Entain owns a lot of Europe-centric sports betting and iGaming brands, such as Ladbrokes, Coral and bwin, and a deal would have immediately given DraftKings a global footprint. Entain also owns all of its own back-end tech, a rarity in the gaming world.
“Based on our vertically-integrated technology stack, best-in-class product and technology capabilities and leading brand, we are highly confident in our ability to maintain a leadership position and achieve our long-term growth plans in the rapidly growing North America market,” DraftKings CEO and Chairman Jason Robins said in a statement.
The news comes one week after Entain and DraftKings were granted a one-month extension by the U.K.’s Panel on Takeovers and Mergers, making Nov. 16 the new “put up or shut up” date. In September Entain detailed the latest DraftKings proposal, an offer of £2.80 ($3.86) per Entain share, paid in a mix of stock and cash. That represented a 46.2% premium to Entain’s closing share price the day before the announcement.
The deal was especially complicated because of the involvement of a third gaming operator: MGM Resorts. MGM is a 50-50 partner alongside Entain in BetMGM, and has claimed throughout this process that it had the right to approve, or reject, any DraftKings takeover.

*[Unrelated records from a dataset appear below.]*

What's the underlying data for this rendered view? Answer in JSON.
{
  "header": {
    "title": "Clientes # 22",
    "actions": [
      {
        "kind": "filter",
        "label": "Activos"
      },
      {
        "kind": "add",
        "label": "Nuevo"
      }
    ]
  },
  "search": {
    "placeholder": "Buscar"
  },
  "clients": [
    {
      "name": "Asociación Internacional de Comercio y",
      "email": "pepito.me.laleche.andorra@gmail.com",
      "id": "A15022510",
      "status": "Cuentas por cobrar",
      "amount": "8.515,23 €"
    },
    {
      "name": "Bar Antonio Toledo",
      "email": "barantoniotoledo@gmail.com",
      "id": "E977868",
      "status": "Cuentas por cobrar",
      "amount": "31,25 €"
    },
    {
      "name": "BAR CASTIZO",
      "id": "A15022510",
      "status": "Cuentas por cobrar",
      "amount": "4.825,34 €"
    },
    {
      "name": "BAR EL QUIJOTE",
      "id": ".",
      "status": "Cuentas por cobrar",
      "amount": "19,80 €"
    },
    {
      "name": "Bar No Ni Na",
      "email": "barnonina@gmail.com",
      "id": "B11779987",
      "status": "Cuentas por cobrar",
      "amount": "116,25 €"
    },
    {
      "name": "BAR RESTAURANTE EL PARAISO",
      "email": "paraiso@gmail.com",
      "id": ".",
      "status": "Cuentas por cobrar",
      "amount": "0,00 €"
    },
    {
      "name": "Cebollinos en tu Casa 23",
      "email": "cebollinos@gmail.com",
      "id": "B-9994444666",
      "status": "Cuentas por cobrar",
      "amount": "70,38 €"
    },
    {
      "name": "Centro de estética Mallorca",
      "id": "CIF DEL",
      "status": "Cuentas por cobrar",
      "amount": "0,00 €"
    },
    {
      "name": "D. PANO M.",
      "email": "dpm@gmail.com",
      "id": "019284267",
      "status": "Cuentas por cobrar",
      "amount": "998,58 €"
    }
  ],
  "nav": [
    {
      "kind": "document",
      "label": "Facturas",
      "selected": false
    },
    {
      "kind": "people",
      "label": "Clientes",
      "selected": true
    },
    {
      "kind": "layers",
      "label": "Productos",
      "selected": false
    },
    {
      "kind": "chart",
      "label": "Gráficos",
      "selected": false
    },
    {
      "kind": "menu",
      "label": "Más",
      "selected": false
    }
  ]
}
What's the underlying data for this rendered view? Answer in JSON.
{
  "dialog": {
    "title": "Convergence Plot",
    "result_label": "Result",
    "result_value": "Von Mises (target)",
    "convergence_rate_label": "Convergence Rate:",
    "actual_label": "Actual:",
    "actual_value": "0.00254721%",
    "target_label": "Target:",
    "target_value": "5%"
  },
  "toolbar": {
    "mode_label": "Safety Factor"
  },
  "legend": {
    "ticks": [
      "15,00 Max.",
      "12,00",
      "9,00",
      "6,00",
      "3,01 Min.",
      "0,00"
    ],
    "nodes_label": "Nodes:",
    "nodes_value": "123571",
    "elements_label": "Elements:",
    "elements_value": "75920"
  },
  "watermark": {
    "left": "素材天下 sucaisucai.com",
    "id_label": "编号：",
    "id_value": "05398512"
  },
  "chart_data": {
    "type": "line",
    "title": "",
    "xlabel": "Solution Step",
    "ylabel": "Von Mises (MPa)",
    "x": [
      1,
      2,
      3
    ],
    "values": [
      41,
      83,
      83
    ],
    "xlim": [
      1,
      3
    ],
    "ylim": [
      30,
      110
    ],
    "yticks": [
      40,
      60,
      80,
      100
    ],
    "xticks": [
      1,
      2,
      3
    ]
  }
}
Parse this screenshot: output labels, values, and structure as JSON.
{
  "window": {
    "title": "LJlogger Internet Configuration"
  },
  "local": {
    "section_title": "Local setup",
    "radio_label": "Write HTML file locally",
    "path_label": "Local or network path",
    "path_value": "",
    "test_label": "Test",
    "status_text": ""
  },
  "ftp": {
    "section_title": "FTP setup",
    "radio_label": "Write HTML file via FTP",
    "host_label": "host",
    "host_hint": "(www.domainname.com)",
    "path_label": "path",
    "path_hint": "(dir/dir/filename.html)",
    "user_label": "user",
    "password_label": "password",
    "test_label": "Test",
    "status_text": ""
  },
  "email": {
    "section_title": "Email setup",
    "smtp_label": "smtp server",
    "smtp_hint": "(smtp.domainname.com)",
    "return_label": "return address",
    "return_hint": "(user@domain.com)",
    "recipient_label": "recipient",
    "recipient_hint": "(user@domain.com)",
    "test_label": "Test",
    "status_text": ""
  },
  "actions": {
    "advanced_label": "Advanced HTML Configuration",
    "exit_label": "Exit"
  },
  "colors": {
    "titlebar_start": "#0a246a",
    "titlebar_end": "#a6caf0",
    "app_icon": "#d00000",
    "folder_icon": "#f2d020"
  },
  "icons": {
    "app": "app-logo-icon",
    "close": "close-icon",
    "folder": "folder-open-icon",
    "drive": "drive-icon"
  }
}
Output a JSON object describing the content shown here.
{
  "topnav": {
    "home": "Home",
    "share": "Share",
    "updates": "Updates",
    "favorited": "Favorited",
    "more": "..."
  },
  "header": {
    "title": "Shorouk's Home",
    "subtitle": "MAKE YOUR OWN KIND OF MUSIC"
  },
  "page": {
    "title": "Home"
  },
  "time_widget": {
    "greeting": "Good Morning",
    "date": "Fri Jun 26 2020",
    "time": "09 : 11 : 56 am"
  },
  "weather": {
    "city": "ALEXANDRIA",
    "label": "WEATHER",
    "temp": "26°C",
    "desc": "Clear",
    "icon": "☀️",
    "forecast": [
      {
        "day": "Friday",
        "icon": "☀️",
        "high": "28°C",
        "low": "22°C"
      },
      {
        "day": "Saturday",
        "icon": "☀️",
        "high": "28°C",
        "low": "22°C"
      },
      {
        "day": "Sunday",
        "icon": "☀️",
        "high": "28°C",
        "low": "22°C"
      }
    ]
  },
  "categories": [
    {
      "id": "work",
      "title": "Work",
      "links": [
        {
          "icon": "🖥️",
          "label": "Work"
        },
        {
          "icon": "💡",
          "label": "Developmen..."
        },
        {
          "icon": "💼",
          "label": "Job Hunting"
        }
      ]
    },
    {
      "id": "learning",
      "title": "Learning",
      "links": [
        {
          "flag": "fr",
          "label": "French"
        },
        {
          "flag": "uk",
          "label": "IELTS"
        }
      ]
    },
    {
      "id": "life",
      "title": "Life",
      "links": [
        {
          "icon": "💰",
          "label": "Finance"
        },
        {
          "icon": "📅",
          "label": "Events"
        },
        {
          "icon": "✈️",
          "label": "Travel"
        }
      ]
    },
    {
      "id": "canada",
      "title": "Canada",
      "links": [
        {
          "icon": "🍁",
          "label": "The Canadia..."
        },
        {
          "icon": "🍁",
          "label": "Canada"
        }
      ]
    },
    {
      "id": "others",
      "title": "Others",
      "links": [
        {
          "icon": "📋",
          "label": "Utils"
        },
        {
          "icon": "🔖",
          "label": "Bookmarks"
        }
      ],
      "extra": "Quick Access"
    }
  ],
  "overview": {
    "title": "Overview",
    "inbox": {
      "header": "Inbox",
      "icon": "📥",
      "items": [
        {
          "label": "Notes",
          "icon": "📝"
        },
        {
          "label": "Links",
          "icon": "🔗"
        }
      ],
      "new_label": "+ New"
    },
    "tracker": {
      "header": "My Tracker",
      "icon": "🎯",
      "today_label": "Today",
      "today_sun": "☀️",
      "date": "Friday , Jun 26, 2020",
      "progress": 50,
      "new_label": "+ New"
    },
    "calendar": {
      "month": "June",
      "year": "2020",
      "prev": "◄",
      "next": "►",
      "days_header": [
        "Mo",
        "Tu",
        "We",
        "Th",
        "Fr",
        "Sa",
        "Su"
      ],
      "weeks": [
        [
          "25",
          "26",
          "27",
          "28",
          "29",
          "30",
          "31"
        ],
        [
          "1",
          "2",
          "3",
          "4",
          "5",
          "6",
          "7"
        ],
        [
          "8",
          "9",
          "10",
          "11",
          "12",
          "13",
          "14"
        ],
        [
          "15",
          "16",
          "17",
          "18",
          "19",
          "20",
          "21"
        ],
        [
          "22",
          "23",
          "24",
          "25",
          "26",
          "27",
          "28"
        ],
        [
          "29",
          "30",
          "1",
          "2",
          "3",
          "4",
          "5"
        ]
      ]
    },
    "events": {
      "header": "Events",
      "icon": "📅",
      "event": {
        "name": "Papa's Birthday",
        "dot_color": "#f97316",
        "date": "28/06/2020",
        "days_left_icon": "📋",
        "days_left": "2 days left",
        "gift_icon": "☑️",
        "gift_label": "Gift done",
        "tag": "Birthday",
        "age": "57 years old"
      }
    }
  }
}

At the end of last year, MGM made a roughly $11 billion offer for Entain, which was rejected by the European company for being too low.